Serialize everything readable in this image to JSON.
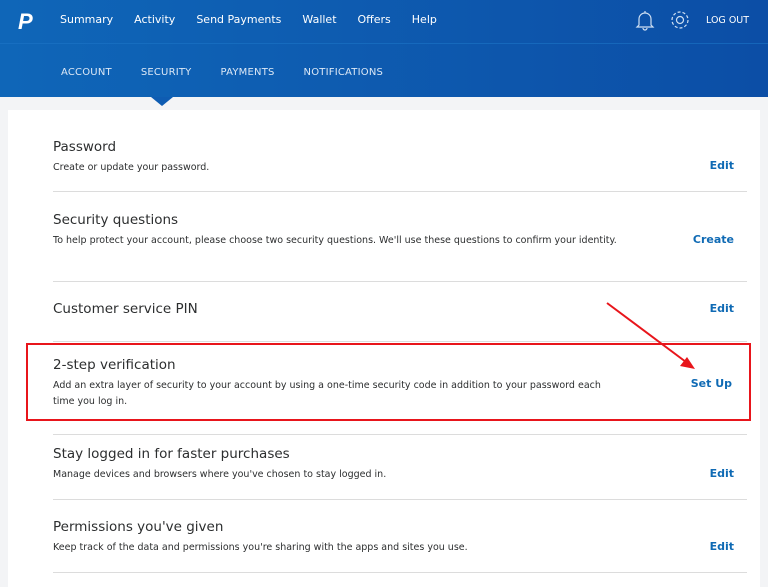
{
  "header": {
    "logo": "P",
    "nav": [
      "Summary",
      "Activity",
      "Send Payments",
      "Wallet",
      "Offers",
      "Help"
    ],
    "logout": "LOG OUT",
    "icons": [
      "bell-icon",
      "gear-icon"
    ]
  },
  "subnav": {
    "items": [
      "ACCOUNT",
      "SECURITY",
      "PAYMENTS",
      "NOTIFICATIONS"
    ],
    "active": "SECURITY"
  },
  "settings": [
    {
      "title": "Password",
      "desc": "Create or update your password.",
      "action": "Edit"
    },
    {
      "title": "Security questions",
      "desc": "To help protect your account, please choose two security questions. We'll use these questions to confirm your identity.",
      "action": "Create"
    },
    {
      "title": "Customer service PIN",
      "desc": "",
      "action": "Edit"
    },
    {
      "title": "2-step verification",
      "desc": "Add an extra layer of security to your account by using a one-time security code in addition to your password each time you log in.",
      "action": "Set Up",
      "highlighted": true
    },
    {
      "title": "Stay logged in for faster purchases",
      "desc": "Manage devices and browsers where you've chosen to stay logged in.",
      "action": "Edit"
    },
    {
      "title": "Permissions you've given",
      "desc": "Keep track of the data and permissions you're sharing with the apps and sites you use.",
      "action": "Edit"
    }
  ],
  "colors": {
    "brand": "#0c5cb0",
    "link": "#0f6ab4",
    "annotation": "#e8151b"
  }
}
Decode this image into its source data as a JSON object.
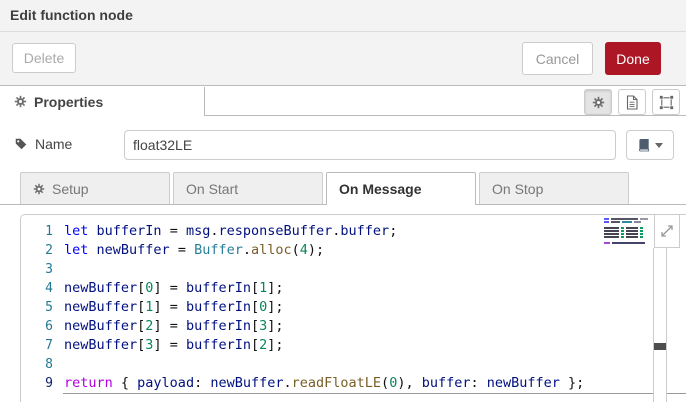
{
  "dialog": {
    "title": "Edit function node"
  },
  "toolbar": {
    "delete_label": "Delete",
    "cancel_label": "Cancel",
    "done_label": "Done"
  },
  "properties_bar": {
    "label": "Properties",
    "view_buttons": [
      {
        "icon": "gear-icon",
        "pressed": true
      },
      {
        "icon": "file-icon",
        "pressed": false
      },
      {
        "icon": "object-group-icon",
        "pressed": false
      }
    ]
  },
  "name_field": {
    "label": "Name",
    "value": "float32LE",
    "icon": "tag-icon",
    "library_button_icon": "book-icon"
  },
  "function_tabs": [
    {
      "label": "Setup",
      "active": false,
      "has_gear_icon": true
    },
    {
      "label": "On Start",
      "active": false,
      "has_gear_icon": false
    },
    {
      "label": "On Message",
      "active": true,
      "has_gear_icon": false
    },
    {
      "label": "On Stop",
      "active": false,
      "has_gear_icon": false
    }
  ],
  "colors": {
    "accent": "#AD1625",
    "keyword": "#0000FF",
    "control": "#AF00DB",
    "variable": "#001080",
    "type": "#267F99",
    "method": "#795E26",
    "number": "#098658",
    "line_number": "#237893"
  },
  "editor": {
    "expand_icon": "expand-diagonal-icon",
    "minimap_icon": "minimap",
    "lines": [
      {
        "num": 1,
        "active": false,
        "tokens": [
          [
            "kw",
            "let"
          ],
          [
            "pl",
            " "
          ],
          [
            "vr",
            "bufferIn"
          ],
          [
            "pl",
            " = "
          ],
          [
            "vr",
            "msg"
          ],
          [
            "pl",
            "."
          ],
          [
            "vr",
            "responseBuffer"
          ],
          [
            "pl",
            "."
          ],
          [
            "vr",
            "buffer"
          ],
          [
            "pl",
            ";"
          ]
        ]
      },
      {
        "num": 2,
        "active": false,
        "tokens": [
          [
            "kw",
            "let"
          ],
          [
            "pl",
            " "
          ],
          [
            "vr",
            "newBuffer"
          ],
          [
            "pl",
            " = "
          ],
          [
            "ty",
            "Buffer"
          ],
          [
            "pl",
            "."
          ],
          [
            "fn",
            "alloc"
          ],
          [
            "pl",
            "("
          ],
          [
            "nu",
            "4"
          ],
          [
            "pl",
            ");"
          ]
        ]
      },
      {
        "num": 3,
        "active": false,
        "tokens": []
      },
      {
        "num": 4,
        "active": false,
        "tokens": [
          [
            "vr",
            "newBuffer"
          ],
          [
            "pl",
            "["
          ],
          [
            "nu",
            "0"
          ],
          [
            "pl",
            "] = "
          ],
          [
            "vr",
            "bufferIn"
          ],
          [
            "pl",
            "["
          ],
          [
            "nu",
            "1"
          ],
          [
            "pl",
            "];"
          ]
        ]
      },
      {
        "num": 5,
        "active": false,
        "tokens": [
          [
            "vr",
            "newBuffer"
          ],
          [
            "pl",
            "["
          ],
          [
            "nu",
            "1"
          ],
          [
            "pl",
            "] = "
          ],
          [
            "vr",
            "bufferIn"
          ],
          [
            "pl",
            "["
          ],
          [
            "nu",
            "0"
          ],
          [
            "pl",
            "];"
          ]
        ]
      },
      {
        "num": 6,
        "active": false,
        "tokens": [
          [
            "vr",
            "newBuffer"
          ],
          [
            "pl",
            "["
          ],
          [
            "nu",
            "2"
          ],
          [
            "pl",
            "] = "
          ],
          [
            "vr",
            "bufferIn"
          ],
          [
            "pl",
            "["
          ],
          [
            "nu",
            "3"
          ],
          [
            "pl",
            "];"
          ]
        ]
      },
      {
        "num": 7,
        "active": false,
        "tokens": [
          [
            "vr",
            "newBuffer"
          ],
          [
            "pl",
            "["
          ],
          [
            "nu",
            "3"
          ],
          [
            "pl",
            "] = "
          ],
          [
            "vr",
            "bufferIn"
          ],
          [
            "pl",
            "["
          ],
          [
            "nu",
            "2"
          ],
          [
            "pl",
            "];"
          ]
        ]
      },
      {
        "num": 8,
        "active": false,
        "tokens": []
      },
      {
        "num": 9,
        "active": true,
        "tokens": [
          [
            "ct",
            "return"
          ],
          [
            "pl",
            " { "
          ],
          [
            "vr",
            "payload"
          ],
          [
            "pl",
            ": "
          ],
          [
            "vr",
            "newBuffer"
          ],
          [
            "pl",
            "."
          ],
          [
            "fn",
            "readFloatLE"
          ],
          [
            "pl",
            "("
          ],
          [
            "nu",
            "0"
          ],
          [
            "pl",
            "), "
          ],
          [
            "vr",
            "buffer"
          ],
          [
            "pl",
            ": "
          ],
          [
            "vr",
            "newBuffer"
          ],
          [
            "pl",
            " };"
          ]
        ]
      }
    ]
  }
}
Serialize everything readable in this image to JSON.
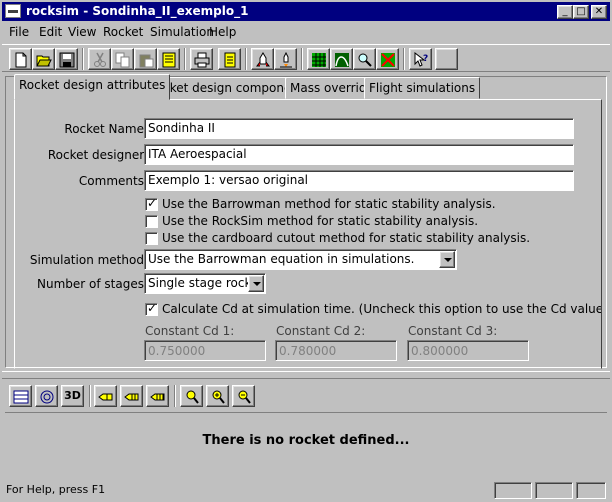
{
  "window": {
    "title": "rocksim - Sondinha_II_exemplo_1",
    "controls": [
      "minimize-icon",
      "maximize-icon",
      "close-icon"
    ]
  },
  "menu": [
    {
      "label": "File"
    },
    {
      "label": "Edit"
    },
    {
      "label": "View"
    },
    {
      "label": "Rocket"
    },
    {
      "label": "Simulation"
    },
    {
      "label": "Help"
    }
  ],
  "toolbar_icons": [
    "new-file-icon",
    "open-folder-icon",
    "save-icon",
    "cut-icon",
    "copy-icon",
    "paste-icon",
    "properties-icon",
    "print-icon",
    "notes-icon",
    "rocket-icon",
    "launch-icon",
    "grid-icon",
    "curve-icon",
    "search-icon",
    "chart-cancel-icon",
    "help-pointer-icon",
    "blank-icon"
  ],
  "tabs": [
    {
      "label": "Rocket design attributes",
      "active": true
    },
    {
      "label": "Rocket design components",
      "active": false
    },
    {
      "label": "Mass override",
      "active": false
    },
    {
      "label": "Flight simulations",
      "active": false
    }
  ],
  "form": {
    "rocket_name_label": "Rocket Name:",
    "rocket_name_value": "Sondinha II",
    "designer_label": "Rocket designer:",
    "designer_value": "ITA Aeroespacial",
    "comments_label": "Comments:",
    "comments_value": "Exemplo 1: versao original",
    "stability_options": [
      {
        "label": "Use the Barrowman method for static stability analysis.",
        "checked": true
      },
      {
        "label": "Use the RockSim method for static stability analysis.",
        "checked": false
      },
      {
        "label": "Use the cardboard cutout method for static stability analysis.",
        "checked": false
      }
    ],
    "simulation_method_label": "Simulation method:",
    "simulation_method_value": "Use the Barrowman equation in simulations.",
    "stages_label": "Number of stages:",
    "stages_value": "Single stage rocket",
    "calc_cd_label": "Calculate Cd at simulation time. (Uncheck this option to use the Cd values below.)",
    "calc_cd_checked": true,
    "constant_cd": [
      {
        "label": "Constant Cd 1:",
        "value": "0.750000"
      },
      {
        "label": "Constant Cd 2:",
        "value": "0.780000"
      },
      {
        "label": "Constant Cd 3:",
        "value": "0.800000"
      }
    ]
  },
  "lower_toolbar_icons": [
    "layout-icon",
    "target-icon",
    "3d-icon",
    "stage-1-icon",
    "stage-2-icon",
    "stage-3-icon",
    "zoom-icon",
    "zoom-in-icon",
    "zoom-out-icon"
  ],
  "lower_toolbar_3d_label": "3D",
  "view_message": "There is no rocket defined...",
  "status": {
    "message": "For Help, press F1"
  },
  "colors": {
    "title_bar": "#000080",
    "face": "#c0c0c0"
  }
}
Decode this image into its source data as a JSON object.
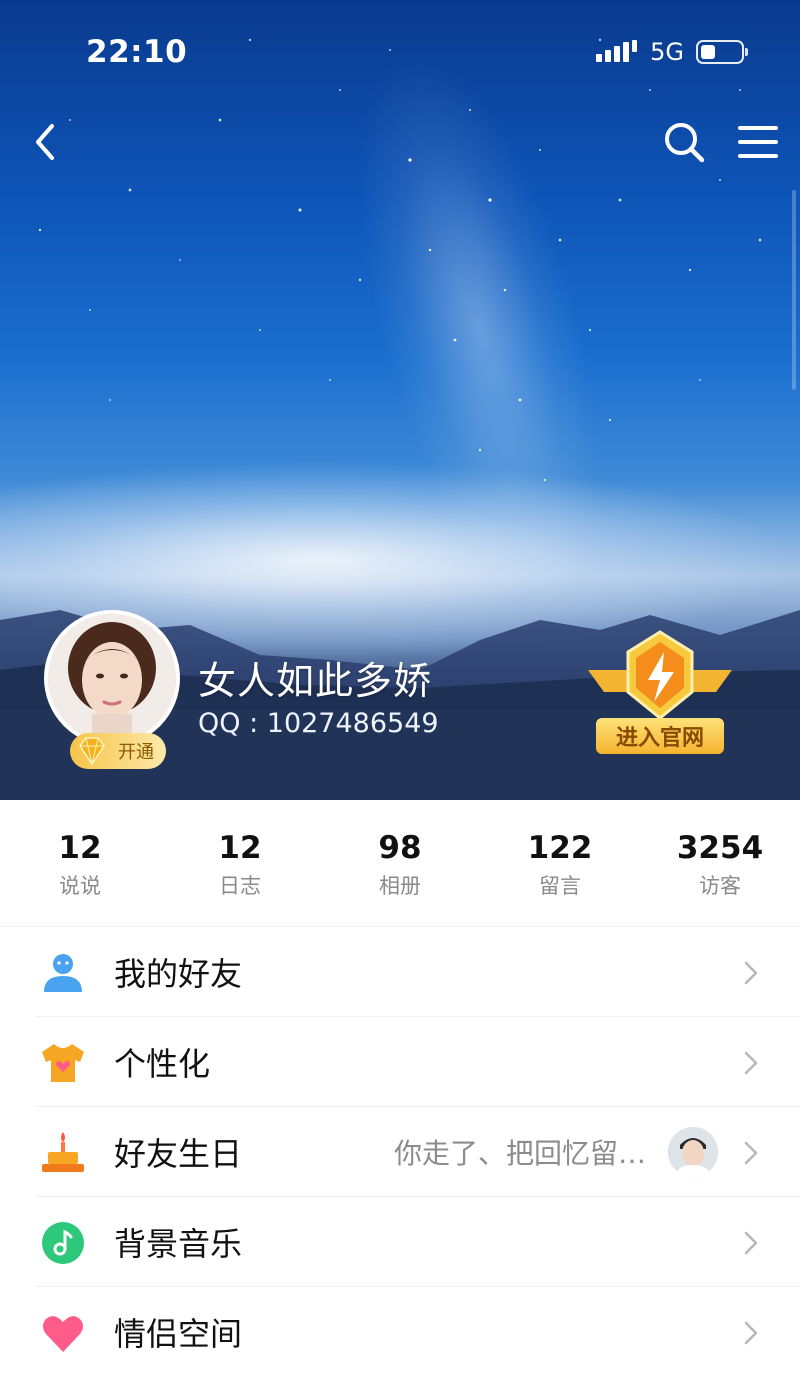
{
  "status_bar": {
    "time": "22:10",
    "network": "5G",
    "battery_level": 0.35
  },
  "profile": {
    "nickname": "女人如此多娇",
    "qq": "QQ : 1027486549",
    "vip_label": "开通",
    "official_site_label": "进入官网"
  },
  "stats": [
    {
      "value": "12",
      "label": "说说"
    },
    {
      "value": "12",
      "label": "日志"
    },
    {
      "value": "98",
      "label": "相册"
    },
    {
      "value": "122",
      "label": "留言"
    },
    {
      "value": "3254",
      "label": "访客"
    }
  ],
  "menu": [
    {
      "label": "我的好友",
      "icon": "friends-icon",
      "subtitle": ""
    },
    {
      "label": "个性化",
      "icon": "tshirt-icon",
      "subtitle": ""
    },
    {
      "label": "好友生日",
      "icon": "birthday-cake-icon",
      "subtitle": "你走了、把回忆留…"
    },
    {
      "label": "背景音乐",
      "icon": "music-note-icon",
      "subtitle": ""
    },
    {
      "label": "情侣空间",
      "icon": "heart-icon",
      "subtitle": ""
    }
  ],
  "colors": {
    "accent_blue": "#4aa3f0",
    "orange": "#f6a623",
    "green": "#2ec87a",
    "pink": "#ff5c8a"
  }
}
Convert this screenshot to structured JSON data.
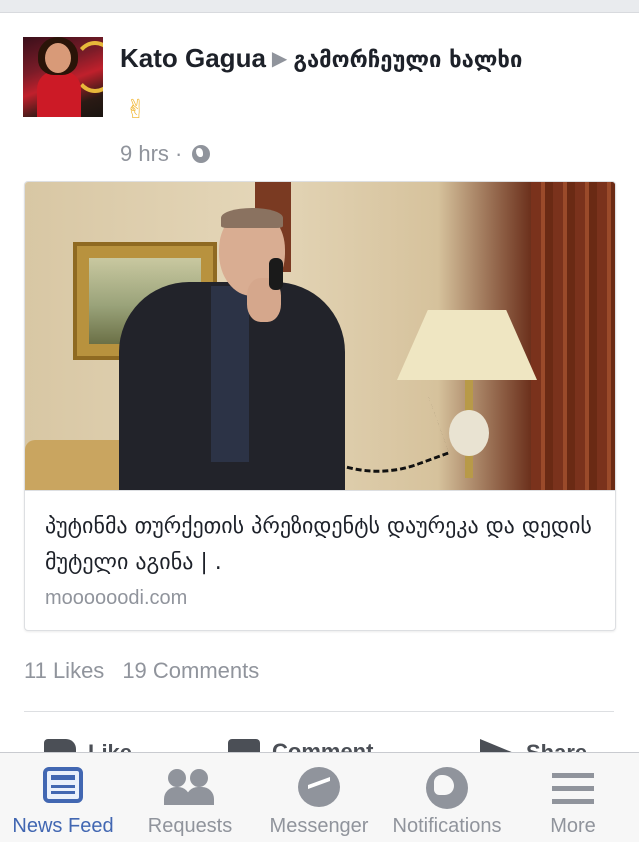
{
  "post": {
    "author": "Kato Gagua",
    "group": "გამორჩეული ხალხი",
    "emoji": "✌",
    "time": "9 hrs ·",
    "link": {
      "title": "პუტინმა თურქეთის პრეზიდენტს დაურეკა და დედის მუტელი აგინა | .",
      "domain": "moooooodi.com"
    },
    "likes": "11 Likes",
    "comments": "19 Comments",
    "actions": {
      "like": "Like",
      "comment": "Comment",
      "share": "Share"
    }
  },
  "tabbar": {
    "items": [
      {
        "label": "News Feed",
        "icon": "news-feed-icon",
        "active": true
      },
      {
        "label": "Requests",
        "icon": "friend-requests-icon"
      },
      {
        "label": "Messenger",
        "icon": "messenger-icon"
      },
      {
        "label": "Notifications",
        "icon": "globe-icon"
      },
      {
        "label": "More",
        "icon": "hamburger-menu-icon"
      }
    ],
    "active_color": "#4267b2",
    "inactive_color": "#90949c"
  }
}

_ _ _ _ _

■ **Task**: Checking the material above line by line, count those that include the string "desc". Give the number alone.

■ **Task solution**: 6